_Work required_. Which lines hold the string "title"? Copy each of them from the material below.

□ □ □ □ □

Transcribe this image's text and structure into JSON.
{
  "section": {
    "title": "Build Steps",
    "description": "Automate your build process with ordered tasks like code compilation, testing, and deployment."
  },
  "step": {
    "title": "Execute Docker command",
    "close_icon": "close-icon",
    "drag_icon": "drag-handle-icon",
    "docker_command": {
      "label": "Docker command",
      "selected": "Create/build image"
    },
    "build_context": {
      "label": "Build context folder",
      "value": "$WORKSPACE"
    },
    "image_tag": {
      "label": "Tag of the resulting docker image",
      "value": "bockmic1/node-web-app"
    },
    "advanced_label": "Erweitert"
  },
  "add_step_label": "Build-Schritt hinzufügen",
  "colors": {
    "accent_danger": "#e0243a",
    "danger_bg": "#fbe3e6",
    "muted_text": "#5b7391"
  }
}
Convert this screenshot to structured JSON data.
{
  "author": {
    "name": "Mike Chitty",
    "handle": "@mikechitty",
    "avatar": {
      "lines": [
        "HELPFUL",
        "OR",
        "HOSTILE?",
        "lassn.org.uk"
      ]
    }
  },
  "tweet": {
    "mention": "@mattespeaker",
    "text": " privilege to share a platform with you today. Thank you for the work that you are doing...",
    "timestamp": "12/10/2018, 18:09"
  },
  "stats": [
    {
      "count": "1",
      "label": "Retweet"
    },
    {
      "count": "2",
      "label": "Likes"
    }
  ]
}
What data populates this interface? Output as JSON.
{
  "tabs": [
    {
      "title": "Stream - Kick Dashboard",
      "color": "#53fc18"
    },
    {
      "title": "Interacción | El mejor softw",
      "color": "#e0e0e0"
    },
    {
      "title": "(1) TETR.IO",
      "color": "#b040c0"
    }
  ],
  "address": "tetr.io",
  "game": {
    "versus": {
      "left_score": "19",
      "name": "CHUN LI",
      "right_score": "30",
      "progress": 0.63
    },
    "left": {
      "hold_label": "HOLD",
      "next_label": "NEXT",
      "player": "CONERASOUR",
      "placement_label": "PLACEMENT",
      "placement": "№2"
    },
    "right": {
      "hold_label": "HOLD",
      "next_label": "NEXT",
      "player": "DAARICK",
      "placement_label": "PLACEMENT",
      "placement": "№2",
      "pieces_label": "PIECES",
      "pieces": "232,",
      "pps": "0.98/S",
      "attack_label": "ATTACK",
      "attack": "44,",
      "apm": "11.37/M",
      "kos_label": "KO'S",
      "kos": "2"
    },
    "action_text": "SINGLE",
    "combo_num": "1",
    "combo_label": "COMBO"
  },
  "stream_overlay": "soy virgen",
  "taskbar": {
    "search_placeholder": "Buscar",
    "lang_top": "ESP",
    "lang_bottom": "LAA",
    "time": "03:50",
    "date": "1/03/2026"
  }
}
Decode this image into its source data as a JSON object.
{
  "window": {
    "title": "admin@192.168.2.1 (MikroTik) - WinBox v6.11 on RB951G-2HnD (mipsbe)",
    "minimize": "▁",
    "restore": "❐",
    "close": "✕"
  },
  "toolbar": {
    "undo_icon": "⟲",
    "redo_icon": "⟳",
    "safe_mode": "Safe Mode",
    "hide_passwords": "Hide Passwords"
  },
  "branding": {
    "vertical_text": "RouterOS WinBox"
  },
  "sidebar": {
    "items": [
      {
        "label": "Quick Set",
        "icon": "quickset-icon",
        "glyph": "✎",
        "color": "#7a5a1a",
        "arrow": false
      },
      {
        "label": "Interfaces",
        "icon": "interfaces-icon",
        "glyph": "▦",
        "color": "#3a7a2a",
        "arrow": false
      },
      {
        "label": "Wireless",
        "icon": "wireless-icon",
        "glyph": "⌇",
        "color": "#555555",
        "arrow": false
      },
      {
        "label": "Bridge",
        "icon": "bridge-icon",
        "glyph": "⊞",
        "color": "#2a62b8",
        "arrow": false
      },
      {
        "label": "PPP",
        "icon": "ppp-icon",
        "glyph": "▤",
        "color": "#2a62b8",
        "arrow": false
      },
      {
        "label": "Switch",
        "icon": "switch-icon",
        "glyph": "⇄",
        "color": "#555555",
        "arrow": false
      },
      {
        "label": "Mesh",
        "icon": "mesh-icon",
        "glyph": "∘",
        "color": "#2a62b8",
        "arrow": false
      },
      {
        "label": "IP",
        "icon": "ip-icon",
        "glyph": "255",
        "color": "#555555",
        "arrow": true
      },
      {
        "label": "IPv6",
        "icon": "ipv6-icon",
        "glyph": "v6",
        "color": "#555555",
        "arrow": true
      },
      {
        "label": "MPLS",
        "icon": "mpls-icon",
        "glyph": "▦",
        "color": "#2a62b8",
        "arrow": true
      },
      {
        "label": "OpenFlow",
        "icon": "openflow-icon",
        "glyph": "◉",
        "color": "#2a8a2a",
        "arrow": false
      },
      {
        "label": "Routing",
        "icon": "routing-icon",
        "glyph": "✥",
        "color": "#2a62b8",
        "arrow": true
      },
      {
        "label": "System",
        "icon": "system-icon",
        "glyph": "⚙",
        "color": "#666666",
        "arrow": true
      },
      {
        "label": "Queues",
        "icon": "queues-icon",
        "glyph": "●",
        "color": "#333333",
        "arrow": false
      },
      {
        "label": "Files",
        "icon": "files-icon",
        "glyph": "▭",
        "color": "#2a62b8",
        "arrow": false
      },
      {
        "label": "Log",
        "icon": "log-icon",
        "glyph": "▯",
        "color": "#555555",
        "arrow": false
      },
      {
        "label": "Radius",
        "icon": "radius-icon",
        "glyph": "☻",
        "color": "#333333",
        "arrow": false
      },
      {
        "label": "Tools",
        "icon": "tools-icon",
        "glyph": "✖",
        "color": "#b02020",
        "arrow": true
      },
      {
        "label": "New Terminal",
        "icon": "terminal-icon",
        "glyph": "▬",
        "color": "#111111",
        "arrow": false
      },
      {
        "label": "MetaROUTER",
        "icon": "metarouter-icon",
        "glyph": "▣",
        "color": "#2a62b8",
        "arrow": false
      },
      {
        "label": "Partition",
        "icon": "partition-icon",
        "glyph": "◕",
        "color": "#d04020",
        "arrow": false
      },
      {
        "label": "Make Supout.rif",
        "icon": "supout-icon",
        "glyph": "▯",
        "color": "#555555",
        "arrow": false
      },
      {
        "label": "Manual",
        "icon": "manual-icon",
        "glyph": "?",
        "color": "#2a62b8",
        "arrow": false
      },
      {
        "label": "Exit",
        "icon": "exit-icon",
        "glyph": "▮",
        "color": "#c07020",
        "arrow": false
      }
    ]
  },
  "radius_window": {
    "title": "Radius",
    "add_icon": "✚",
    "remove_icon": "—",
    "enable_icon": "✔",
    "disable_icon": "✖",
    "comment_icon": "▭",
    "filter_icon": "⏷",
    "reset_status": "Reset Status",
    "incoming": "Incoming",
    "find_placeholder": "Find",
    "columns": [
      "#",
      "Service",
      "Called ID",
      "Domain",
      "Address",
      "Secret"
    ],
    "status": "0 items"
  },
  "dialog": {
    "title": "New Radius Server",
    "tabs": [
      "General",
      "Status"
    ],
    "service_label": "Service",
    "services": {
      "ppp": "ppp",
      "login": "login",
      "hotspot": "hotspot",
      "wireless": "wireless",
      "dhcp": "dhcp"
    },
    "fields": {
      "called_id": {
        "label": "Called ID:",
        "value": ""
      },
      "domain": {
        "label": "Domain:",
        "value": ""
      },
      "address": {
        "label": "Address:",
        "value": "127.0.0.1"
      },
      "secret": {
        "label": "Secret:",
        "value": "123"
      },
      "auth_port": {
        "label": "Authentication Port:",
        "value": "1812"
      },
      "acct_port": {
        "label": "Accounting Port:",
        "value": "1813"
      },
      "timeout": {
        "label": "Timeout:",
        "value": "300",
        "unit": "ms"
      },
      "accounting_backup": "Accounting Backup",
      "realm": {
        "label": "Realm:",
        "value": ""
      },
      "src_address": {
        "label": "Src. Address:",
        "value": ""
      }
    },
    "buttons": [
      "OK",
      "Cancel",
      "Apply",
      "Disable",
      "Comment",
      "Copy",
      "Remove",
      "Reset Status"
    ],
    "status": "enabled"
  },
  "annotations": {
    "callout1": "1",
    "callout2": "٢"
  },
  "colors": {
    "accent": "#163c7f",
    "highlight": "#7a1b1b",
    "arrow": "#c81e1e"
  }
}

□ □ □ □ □

_Solution for this problem_.
    "title": "Build Steps",
    "title": "Execute Docker command",
      "title": "Stream - Kick Dashboard",
      "title": "Interacción | El mejor softw",
      "title": "(1) TETR.IO",
    "title": "admin@192.168.2.1 (MikroTik) - WinBox v6.11 on RB951G-2HnD (mipsbe)",
    "title": "Radius",
    "title": "New Radius Server",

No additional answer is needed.